In earlier days when Smart Bidding was introduced, many marketers were skeptical about it, and for good reason. However, Google has done a tremendous job making Smart Bidding better and better and we highly recommend you consider adding it to your portfolio of bid strategies.
Google Ads Bidding Best Practices
Google Ads’ (and everyone else’s) auction-based bidding model originally got its name from the Latin word “augeō,” which means “to increase”.
But “to increase” means to pay more. We don’t want to do that.
We want to make more profit.

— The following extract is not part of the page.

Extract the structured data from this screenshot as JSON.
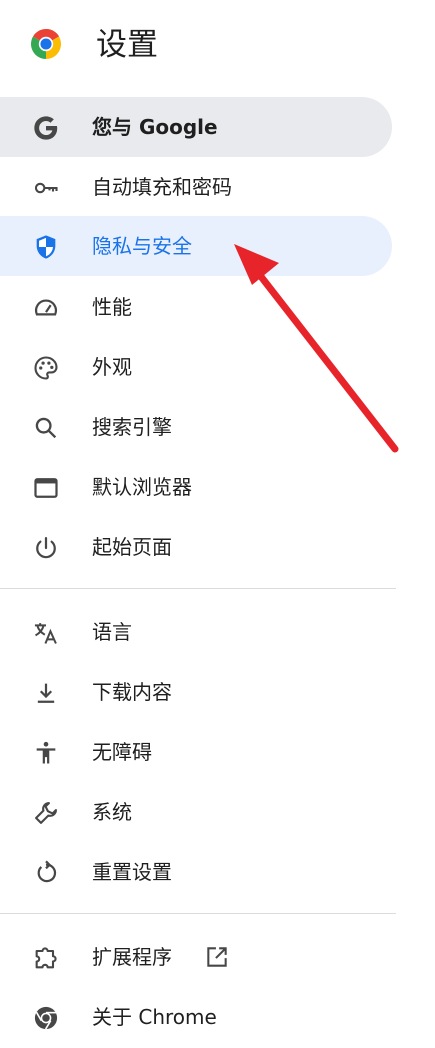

When you’re setting goals for your PPC campaign, especially in the context of bidding and the average cost per conversion, you have to factor in the balance between conversion volume and cost per conversion.
For example, you can keep lowering bids, but that will eventually hurt your conversion volume.
You can keep increasing bids too, which might increase your conversion volume. But that will eventually increase your cost per conversion as well.
- Make sure your conversion tracking is audited and correct
- Make sure you attribution model is audited and correct
- A/B test your bidding strategies with Google’s Draft & Experiments feature
- Research your goals and choose a bidding strategy that best aligns with that
- Ex: If you want to increase brand awareness focus on impressions, not clicks
- Evaluate the performance of your ads and don’t be afraid to adjust based on your findings
- Be patient and wait for enough data to make the right decision about your bid adjustments – run things until you’ve reached at least a 95% confidence level
- Simplify your account structure so you can easily make changes to your bid strategies
Set Clear Goals
When it comes time to decide what you want your ads to achieve it is important to set realistic and attainable goals. It is also important to consider that it is unlikely that all of your metrics will go in the same direction at the same time, but that is okay. When it comes to hitting your goal metrics, it is okay to sacrifice smaller metrics to hit you bigger ones.
- Increase conversion rate by 20%
- Increase ROAS by 15%
- Decrease CPA by 45%
The Best Different Google Ads Bidding Strategies in 2021
Do you want to do things manually or automatically? The Google Ads bidding strategies we’re about to uncover can help you get closer and closer to your goals.
One thing to keep in mind, however, is that nothing should ever be set on auto-pilot.
You (or your agency partner) should always keep tabs on fluctuations in performance. And if you improve your conversion rates through landing page testing, understand that your bidding goals can improve and change very quickly (for example, higher conversion rates can support more aggressive bidding strategies).
Here’s a look at the different Google Ads Automated bidding strategies available today: